From what I can see, it's the ad-providers dreadful tactics that has caused the massive growth in adblock usage.
Ad-banners should contain a static clickable image or text and certainly nothing nothing more than a video clip or animated gif.
Most ads on websites use scripts and cookies and where's there's code, there's going to be criminals that try finding vulnerabilities to drop malware, throw pop-ups or redirect the user. This would be very difficult to perform if ad providers were only allowed to provide a set of ad images and target links to where clicked images lead the user to.
My worst experience for ads was around 2005 when every second or third webpage I opened on most websites (including CD Freaks) resulted in one or two pop-ups. At that stage, I used Ad Block as the ads were severely crippling my satellite connection (300kbps), not to mention eating into my 1.5GB/month usage allowance. Back then, the most common malware was diallers, which on a dial-up connection would drop the existing connection and reconnect the user to a premium rate #.
I haven't used an ad-blocker in a few years and now mainly avoid websites that serve pop-up or flash over advertising. I also stopped using Flash since about a year ago which has also reduced the number of annoying ads. For the few websites I need flash on (mainly BBC News videos), I just open that page in Chrome browser and return to Firefox afterwards.
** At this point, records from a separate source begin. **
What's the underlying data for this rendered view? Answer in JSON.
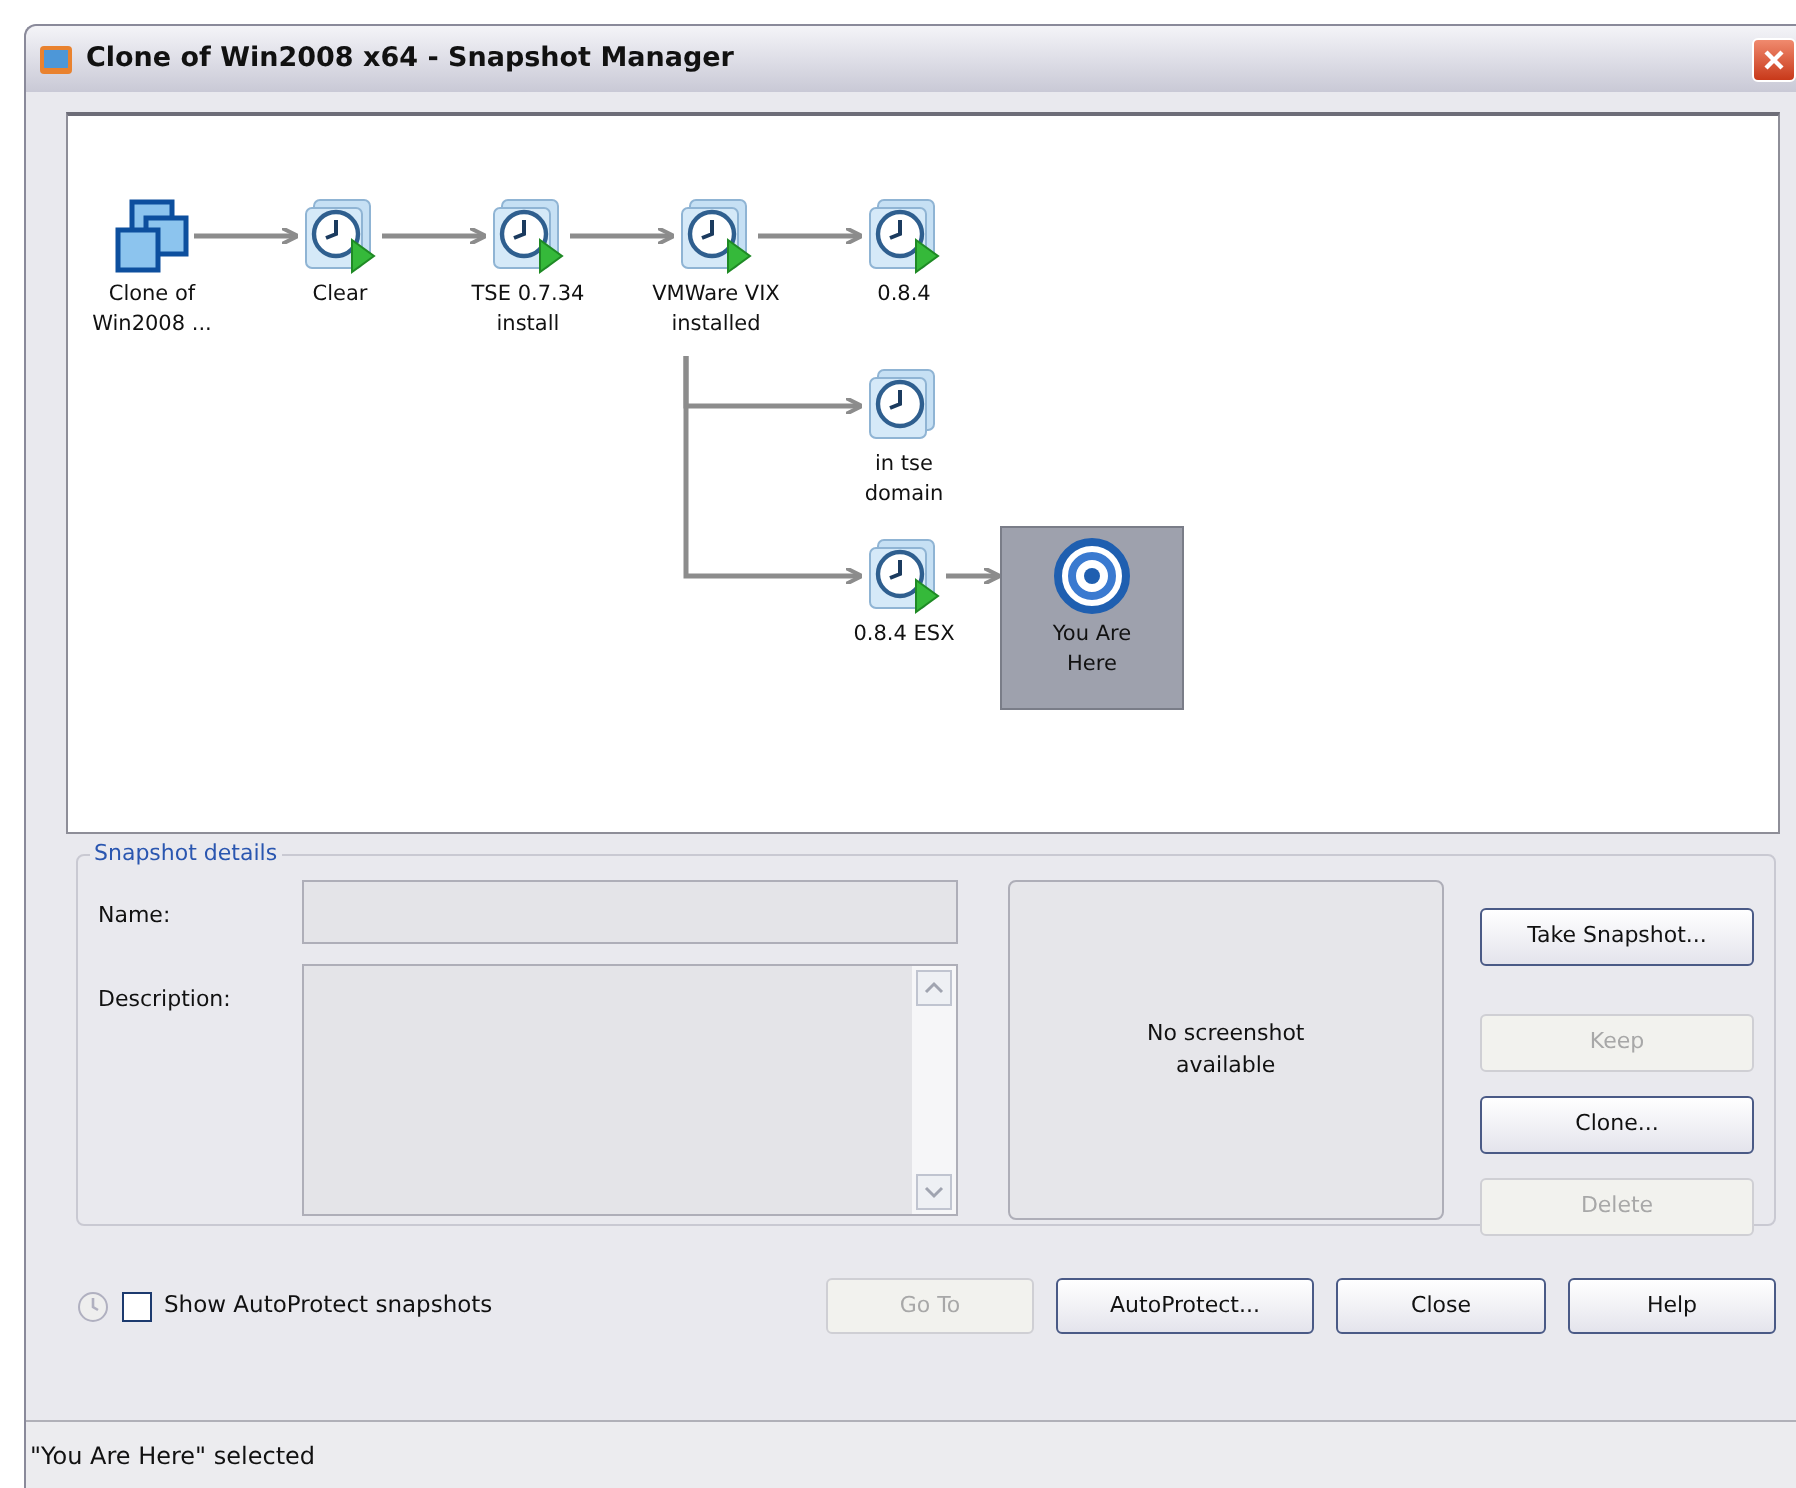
{
  "window": {
    "title": "Clone of Win2008 x64 - Snapshot Manager"
  },
  "snapshot_tree": {
    "label": "Clone of\nWin2008 ...",
    "kind": "vm",
    "selected": false,
    "children": [
      {
        "label": "Clear",
        "kind": "snapshot",
        "powered_on": true,
        "selected": false,
        "children": [
          {
            "label": "TSE 0.7.34\ninstall",
            "kind": "snapshot",
            "powered_on": true,
            "selected": false,
            "children": [
              {
                "label": "VMWare VIX\ninstalled",
                "kind": "snapshot",
                "powered_on": true,
                "selected": false,
                "children": [
                  {
                    "label": "0.8.4",
                    "kind": "snapshot",
                    "powered_on": true,
                    "selected": false
                  },
                  {
                    "label": "in tse\ndomain",
                    "kind": "snapshot",
                    "powered_on": false,
                    "selected": false
                  },
                  {
                    "label": "0.8.4 ESX",
                    "kind": "snapshot",
                    "powered_on": true,
                    "selected": false,
                    "children": [
                      {
                        "label": "You Are\nHere",
                        "kind": "current",
                        "selected": true
                      }
                    ]
                  }
                ]
              }
            ]
          }
        ]
      }
    ]
  },
  "details": {
    "legend": "Snapshot details",
    "name_label": "Name:",
    "description_label": "Description:",
    "preview_text": "No screenshot\navailable",
    "buttons": [
      {
        "label": "Take Snapshot...",
        "disabled": false
      },
      {
        "label": "Keep",
        "disabled": true
      },
      {
        "label": "Clone...",
        "disabled": false
      },
      {
        "label": "Delete",
        "disabled": true
      }
    ]
  },
  "show_autoprotect": {
    "label": "Show AutoProtect snapshots",
    "checked": false
  },
  "footer_buttons": [
    {
      "label": "Go To",
      "disabled": true
    },
    {
      "label": "AutoProtect...",
      "disabled": false
    },
    {
      "label": "Close",
      "disabled": false
    },
    {
      "label": "Help",
      "disabled": false
    }
  ],
  "status_bar": "\"You Are Here\" selected"
}
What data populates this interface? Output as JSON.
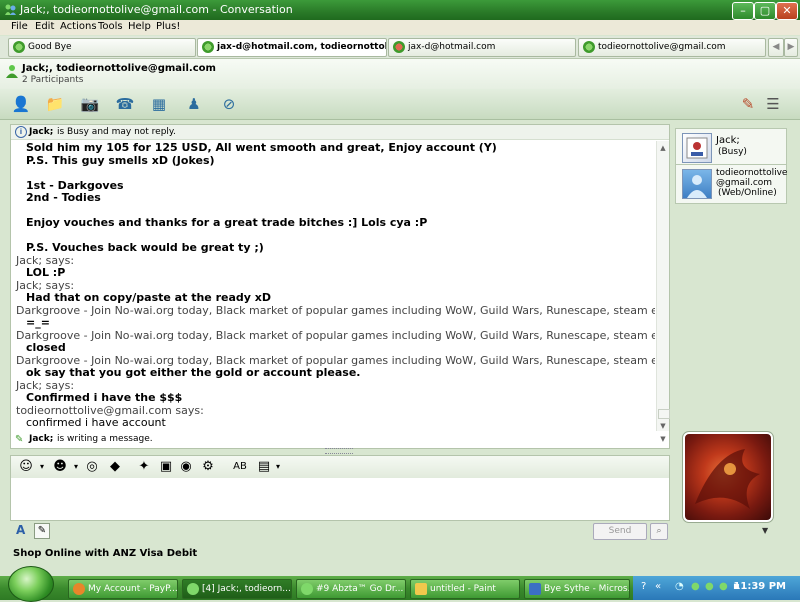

Personally I don't consider ad-blockers theft. However, I'm sure some people would also argue that ads are stealing their bandwidth, especially on mobile data connections where the user pays per MB.